(Beginning of Data section)

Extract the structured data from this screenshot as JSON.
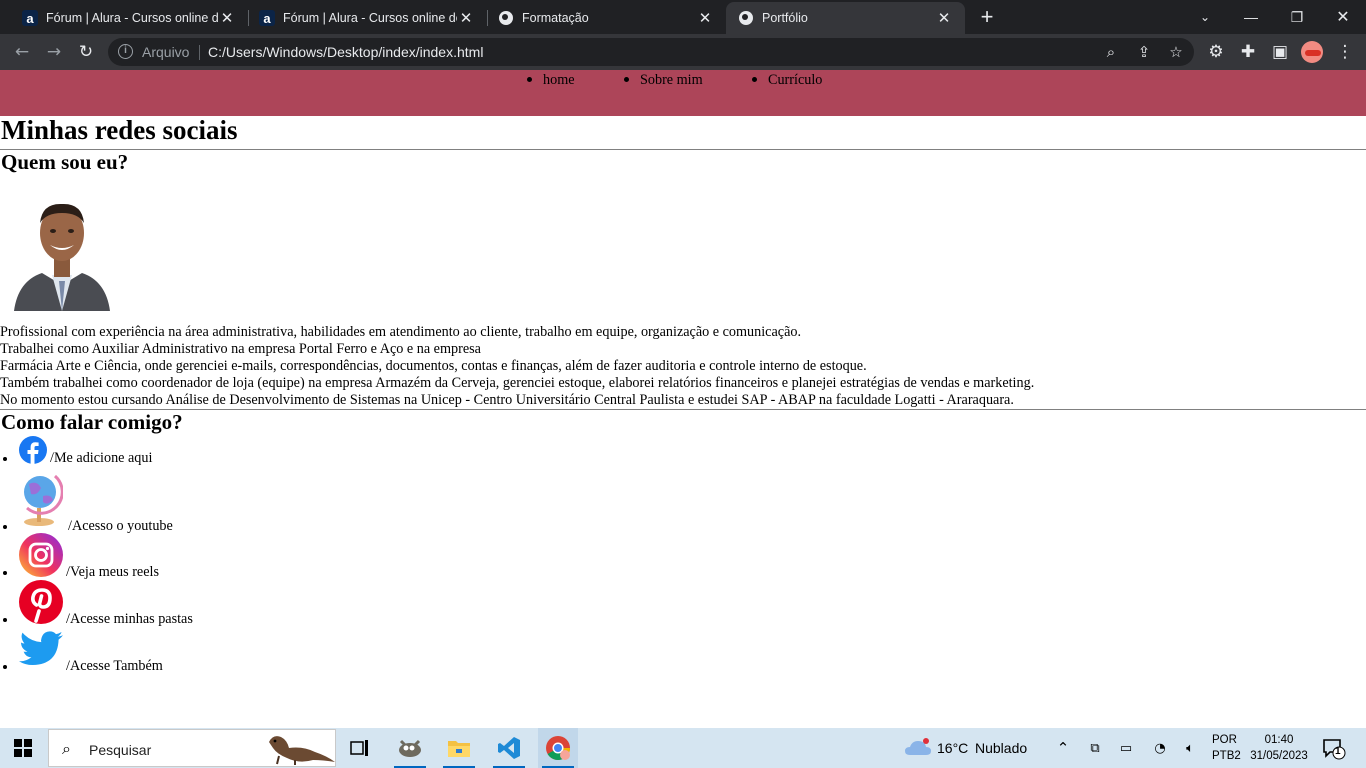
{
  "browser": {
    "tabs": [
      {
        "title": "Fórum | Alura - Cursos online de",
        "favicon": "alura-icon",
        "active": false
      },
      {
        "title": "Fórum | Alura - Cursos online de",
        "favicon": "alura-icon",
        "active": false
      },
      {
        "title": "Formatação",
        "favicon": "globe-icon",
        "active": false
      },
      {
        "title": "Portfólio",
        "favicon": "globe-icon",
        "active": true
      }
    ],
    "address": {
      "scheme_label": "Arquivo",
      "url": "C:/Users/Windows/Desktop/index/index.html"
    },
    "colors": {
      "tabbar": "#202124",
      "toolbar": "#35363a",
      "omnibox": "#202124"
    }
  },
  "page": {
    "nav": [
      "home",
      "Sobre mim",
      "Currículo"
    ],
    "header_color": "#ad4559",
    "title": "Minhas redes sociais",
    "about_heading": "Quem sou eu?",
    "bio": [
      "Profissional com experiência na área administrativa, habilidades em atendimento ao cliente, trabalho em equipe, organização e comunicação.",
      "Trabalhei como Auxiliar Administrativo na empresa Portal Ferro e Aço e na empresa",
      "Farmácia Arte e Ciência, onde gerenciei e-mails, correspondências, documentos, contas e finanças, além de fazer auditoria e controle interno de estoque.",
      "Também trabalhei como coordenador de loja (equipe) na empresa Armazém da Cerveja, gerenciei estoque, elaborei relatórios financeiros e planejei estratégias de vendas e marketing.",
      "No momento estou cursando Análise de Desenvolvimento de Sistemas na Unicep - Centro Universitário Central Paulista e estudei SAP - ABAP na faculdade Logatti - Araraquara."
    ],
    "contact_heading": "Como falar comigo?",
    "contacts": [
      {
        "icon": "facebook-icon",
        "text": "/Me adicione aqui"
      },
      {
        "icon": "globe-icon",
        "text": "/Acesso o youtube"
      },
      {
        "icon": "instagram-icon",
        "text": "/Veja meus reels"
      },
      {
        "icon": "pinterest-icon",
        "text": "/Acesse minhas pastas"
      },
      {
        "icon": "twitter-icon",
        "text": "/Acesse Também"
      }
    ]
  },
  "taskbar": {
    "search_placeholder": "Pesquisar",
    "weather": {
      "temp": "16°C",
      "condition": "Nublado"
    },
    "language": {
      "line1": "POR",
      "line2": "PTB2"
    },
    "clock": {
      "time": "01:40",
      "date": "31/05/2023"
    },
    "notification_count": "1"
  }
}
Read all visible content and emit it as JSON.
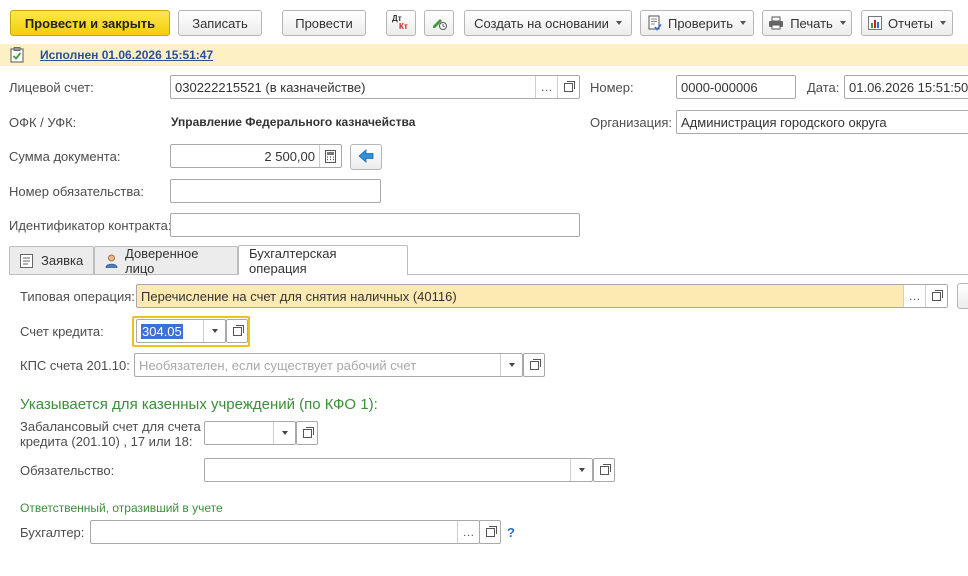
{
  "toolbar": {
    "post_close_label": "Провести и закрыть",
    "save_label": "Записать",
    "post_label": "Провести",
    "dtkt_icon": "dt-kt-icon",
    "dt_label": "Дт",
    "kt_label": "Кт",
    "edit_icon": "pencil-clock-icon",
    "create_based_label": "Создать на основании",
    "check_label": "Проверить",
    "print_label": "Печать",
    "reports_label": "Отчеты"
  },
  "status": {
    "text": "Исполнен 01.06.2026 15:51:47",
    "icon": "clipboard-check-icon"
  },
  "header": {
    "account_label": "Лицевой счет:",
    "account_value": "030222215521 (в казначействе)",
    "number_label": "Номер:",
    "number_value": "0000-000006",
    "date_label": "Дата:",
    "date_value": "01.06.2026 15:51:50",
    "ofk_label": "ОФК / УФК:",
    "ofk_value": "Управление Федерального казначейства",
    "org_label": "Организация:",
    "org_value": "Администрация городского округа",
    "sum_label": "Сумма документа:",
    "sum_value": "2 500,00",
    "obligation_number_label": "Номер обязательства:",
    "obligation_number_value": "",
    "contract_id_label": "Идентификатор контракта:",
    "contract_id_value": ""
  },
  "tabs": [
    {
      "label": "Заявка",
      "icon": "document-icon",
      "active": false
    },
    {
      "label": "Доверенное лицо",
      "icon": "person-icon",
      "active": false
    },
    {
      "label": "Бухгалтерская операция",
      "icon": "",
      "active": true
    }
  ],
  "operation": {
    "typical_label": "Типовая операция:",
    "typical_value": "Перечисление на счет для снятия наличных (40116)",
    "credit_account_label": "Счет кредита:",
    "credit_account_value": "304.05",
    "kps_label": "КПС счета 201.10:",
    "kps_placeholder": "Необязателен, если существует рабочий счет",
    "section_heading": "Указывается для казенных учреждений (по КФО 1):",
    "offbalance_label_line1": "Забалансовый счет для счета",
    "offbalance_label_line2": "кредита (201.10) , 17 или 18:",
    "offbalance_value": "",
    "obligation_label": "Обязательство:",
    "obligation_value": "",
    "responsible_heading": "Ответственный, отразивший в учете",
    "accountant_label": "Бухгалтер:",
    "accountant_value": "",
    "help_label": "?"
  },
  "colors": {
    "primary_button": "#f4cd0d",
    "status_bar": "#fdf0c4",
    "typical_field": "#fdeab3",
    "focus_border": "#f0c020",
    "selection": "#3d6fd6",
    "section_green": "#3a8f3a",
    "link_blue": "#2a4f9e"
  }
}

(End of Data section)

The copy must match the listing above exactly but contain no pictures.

Extract the structured data from this screenshot as JSON.
{
  "browser": {
    "tabs": [
      {
        "title": "Fórum | Alura - Cursos online de",
        "favicon": "alura-icon",
        "active": false
      },
      {
        "title": "Fórum | Alura - Cursos online de",
        "favicon": "alura-icon",
        "active": false
      },
      {
        "title": "Formatação",
        "favicon": "globe-icon",
        "active": false
      },
      {
        "title": "Portfólio",
        "favicon": "globe-icon",
        "active": true
      }
    ],
    "address": {
      "scheme_label": "Arquivo",
      "url": "C:/Users/Windows/Desktop/index/index.html"
    },
    "colors": {
      "tabbar": "#202124",
      "toolbar": "#35363a",
      "omnibox": "#202124"
    }
  },
  "page": {
    "nav": [
      "home",
      "Sobre mim",
      "Currículo"
    ],
    "header_color": "#ad4559",
    "title": "Minhas redes sociais",
    "about_heading": "Quem sou eu?",
    "bio": [
      "Profissional com experiência na área administrativa, habilidades em atendimento ao cliente, trabalho em equipe, organização e comunicação.",
      "Trabalhei como Auxiliar Administrativo na empresa Portal Ferro e Aço e na empresa",
      "Farmácia Arte e Ciência, onde gerenciei e-mails, correspondências, documentos, contas e finanças, além de fazer auditoria e controle interno de estoque.",
      "Também trabalhei como coordenador de loja (equipe) na empresa Armazém da Cerveja, gerenciei estoque, elaborei relatórios financeiros e planejei estratégias de vendas e marketing.",
      "No momento estou cursando Análise de Desenvolvimento de Sistemas na Unicep - Centro Universitário Central Paulista e estudei SAP - ABAP na faculdade Logatti - Araraquara."
    ],
    "contact_heading": "Como falar comigo?",
    "contacts": [
      {
        "icon": "facebook-icon",
        "text": "/Me adicione aqui"
      },
      {
        "icon": "globe-icon",
        "text": "/Acesso o youtube"
      },
      {
        "icon": "instagram-icon",
        "text": "/Veja meus reels"
      },
      {
        "icon": "pinterest-icon",
        "text": "/Acesse minhas pastas"
      },
      {
        "icon": "twitter-icon",
        "text": "/Acesse Também"
      }
    ]
  },
  "taskbar": {
    "search_placeholder": "Pesquisar",
    "weather": {
      "temp": "16°C",
      "condition": "Nublado"
    },
    "language": {
      "line1": "POR",
      "line2": "PTB2"
    },
    "clock": {
      "time": "01:40",
      "date": "31/05/2023"
    },
    "notification_count": "1"
  }
}
Read all visible content and emit it as JSON.
{
  "toolbar": {
    "post_close_label": "Провести и закрыть",
    "save_label": "Записать",
    "post_label": "Провести",
    "dtkt_icon": "dt-kt-icon",
    "dt_label": "Дт",
    "kt_label": "Кт",
    "edit_icon": "pencil-clock-icon",
    "create_based_label": "Создать на основании",
    "check_label": "Проверить",
    "print_label": "Печать",
    "reports_label": "Отчеты"
  },
  "status": {
    "text": "Исполнен 01.06.2026 15:51:47",
    "icon": "clipboard-check-icon"
  },
  "header": {
    "account_label": "Лицевой счет:",
    "account_value": "030222215521 (в казначействе)",
    "number_label": "Номер:",
    "number_value": "0000-000006",
    "date_label": "Дата:",
    "date_value": "01.06.2026 15:51:50",
    "ofk_label": "ОФК / УФК:",
    "ofk_value": "Управление Федерального казначейства",
    "org_label": "Организация:",
    "org_value": "Администрация городского округа",
    "sum_label": "Сумма документа:",
    "sum_value": "2 500,00",
    "obligation_number_label": "Номер обязательства:",
    "obligation_number_value": "",
    "contract_id_label": "Идентификатор контракта:",
    "contract_id_value": ""
  },
  "tabs": [
    {
      "label": "Заявка",
      "icon": "document-icon",
      "active": false
    },
    {
      "label": "Доверенное лицо",
      "icon": "person-icon",
      "active": false
    },
    {
      "label": "Бухгалтерская операция",
      "icon": "",
      "active": true
    }
  ],
  "operation": {
    "typical_label": "Типовая операция:",
    "typical_value": "Перечисление на счет для снятия наличных (40116)",
    "credit_account_label": "Счет кредита:",
    "credit_account_value": "304.05",
    "kps_label": "КПС счета 201.10:",
    "kps_placeholder": "Необязателен, если существует рабочий счет",
    "section_heading": "Указывается для казенных учреждений (по КФО 1):",
    "offbalance_label_line1": "Забалансовый счет для счета",
    "offbalance_label_line2": "кредита (201.10) , 17 или 18:",
    "offbalance_value": "",
    "obligation_label": "Обязательство:",
    "obligation_value": "",
    "responsible_heading": "Ответственный, отразивший в учете",
    "accountant_label": "Бухгалтер:",
    "accountant_value": "",
    "help_label": "?"
  },
  "colors": {
    "primary_button": "#f4cd0d",
    "status_bar": "#fdf0c4",
    "typical_field": "#fdeab3",
    "focus_border": "#f0c020",
    "selection": "#3d6fd6",
    "section_green": "#3a8f3a",
    "link_blue": "#2a4f9e"
  }
}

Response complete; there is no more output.